Hence, the requirement in part two of the definition of Open Access, stating that the publication should be "deposited immediately upon initial publication in at least one online repository that is supported by an academic institution, scholarly society, government agency, or other well-established organization that seeks to enable open access, unrestricted distribution, interoperability, and long-term archiving". Google likes to pretend it is an academic institution, scholarly society, and maybe even a government agency, (Always look to the future with a fear of the feet of the giants of today!) but it is none of these things. "At least one" is the key. Does Google Book Search allow you to copy one of their works to another database? Why not? Because controlling digital media is about controlling access--the work itself does not matter. Open Access has realized this next fight, much as Google has, and is putting itself on the side of information's freedom.
So, I like this Open Access.
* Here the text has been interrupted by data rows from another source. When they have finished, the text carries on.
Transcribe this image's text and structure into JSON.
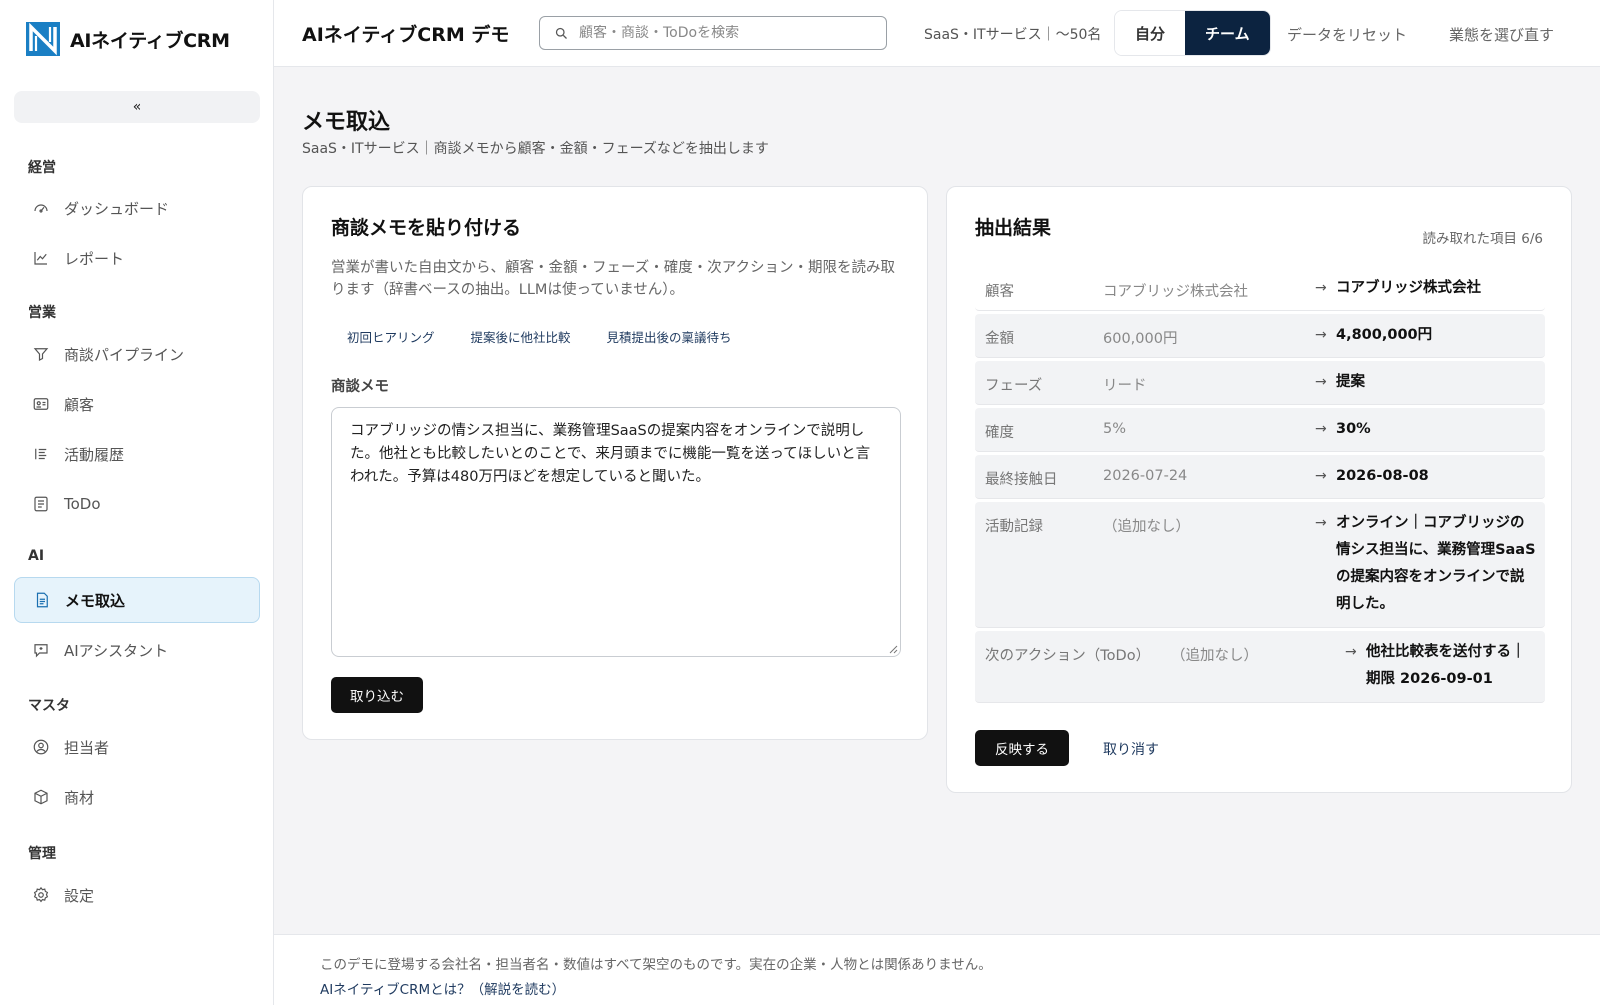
{
  "brand": {
    "name": "AIネイティブCRM",
    "accent": "#0c2340",
    "highlight": "#e6f3fb"
  },
  "sidebar": {
    "collapse_label": "«",
    "sections": [
      {
        "title": "経営",
        "items": [
          {
            "label": "ダッシュボード",
            "icon": "gauge-icon"
          },
          {
            "label": "レポート",
            "icon": "chart-line-icon"
          }
        ]
      },
      {
        "title": "営業",
        "items": [
          {
            "label": "商談パイプライン",
            "icon": "funnel-icon"
          },
          {
            "label": "顧客",
            "icon": "id-card-icon"
          },
          {
            "label": "活動履歴",
            "icon": "list-icon"
          },
          {
            "label": "ToDo",
            "icon": "checklist-icon"
          }
        ]
      },
      {
        "title": "AI",
        "items": [
          {
            "label": "メモ取込",
            "icon": "document-icon",
            "active": true
          },
          {
            "label": "AIアシスタント",
            "icon": "chat-icon"
          }
        ]
      },
      {
        "title": "マスタ",
        "items": [
          {
            "label": "担当者",
            "icon": "user-circle-icon"
          },
          {
            "label": "商材",
            "icon": "box-icon"
          }
        ]
      },
      {
        "title": "管理",
        "items": [
          {
            "label": "設定",
            "icon": "gear-icon"
          }
        ]
      }
    ]
  },
  "header": {
    "title": "AIネイティブCRM デモ",
    "search_placeholder": "顧客・商談・ToDoを検索",
    "industry": "SaaS・ITサービス｜〜50名",
    "scope_self": "自分",
    "scope_team": "チーム",
    "reset": "データをリセット",
    "reselect": "業態を選び直す"
  },
  "page": {
    "title": "メモ取込",
    "subtitle": "SaaS・ITサービス｜商談メモから顧客・金額・フェーズなどを抽出します"
  },
  "input_card": {
    "title": "商談メモを貼り付ける",
    "description": "営業が書いた自由文から、顧客・金額・フェーズ・確度・次アクション・期限を読み取ります（辞書ベースの抽出。LLMは使っていません）。",
    "samples": [
      "初回ヒアリング",
      "提案後に他社比較",
      "見積提出後の稟議待ち"
    ],
    "memo_label": "商談メモ",
    "memo_value": "コアブリッジの情シス担当に、業務管理SaaSの提案内容をオンラインで説明した。他社とも比較したいとのことで、来月頭までに機能一覧を送ってほしいと言われた。予算は480万円ほどを想定していると聞いた。",
    "submit": "取り込む"
  },
  "result_card": {
    "title": "抽出結果",
    "read_count": "読み取れた項目 6/6",
    "arrow": "→",
    "rows": [
      {
        "label": "顧客",
        "old": "コアブリッジ株式会社",
        "new": "コアブリッジ株式会社"
      },
      {
        "label": "金額",
        "old": "600,000円",
        "new": "4,800,000円"
      },
      {
        "label": "フェーズ",
        "old": "リード",
        "new": "提案"
      },
      {
        "label": "確度",
        "old": "5%",
        "new": "30%"
      },
      {
        "label": "最終接触日",
        "old": "2026-07-24",
        "new": "2026-08-08"
      },
      {
        "label": "活動記録",
        "old": "（追加なし）",
        "new_lines": [
          "オンライン｜コアブリッジの",
          "情シス担当に、業務管理SaaS",
          "の提案内容をオンラインで説",
          "明した。"
        ]
      },
      {
        "label": "次のアクション（ToDo）",
        "old": "（追加なし）",
        "new_lines": [
          "他社比較表を送付する｜",
          "期限 2026-09-01"
        ]
      }
    ],
    "apply": "反映する",
    "cancel": "取り消す"
  },
  "footer": {
    "note": "このデモに登場する会社名・担当者名・数値はすべて架空のものです。実在の企業・人物とは関係ありません。",
    "about": "AIネイティブCRMとは？（解説を読む）"
  }
}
It's a major step forward, not just for science (the importance of which for humanitarian goals is immediately obvious), but for property theory in general. We are moving towards a new conception of property and labor, and this is a part of it.
That said, I don't think I am ready to contribute any of my work to Open Access, as a writer. A good amount of my writing is available online for free, via CC non-comm (see the bottom footer of the blog, for example). But to let it completely out of my creative control, I'm not quite ready. Then again, this blog has only been in existence for a little over two years, and anything I would consider "publishable" has been written in about the same time period. Maybe once it's aged a bit, I will feel differently. Also, if I had a teaching job paying the bills, I might be totally fine with giving the fruits of my "research" out for free and letting it completely out of my control. Who knows--time will tell.
The one thing I'm sure of, is that standards like Creative Commons and Open Access have definitely helped me move in the direction of a new relationship towards my production and my product, both intellectually, and to its actual physical/digital incarnations.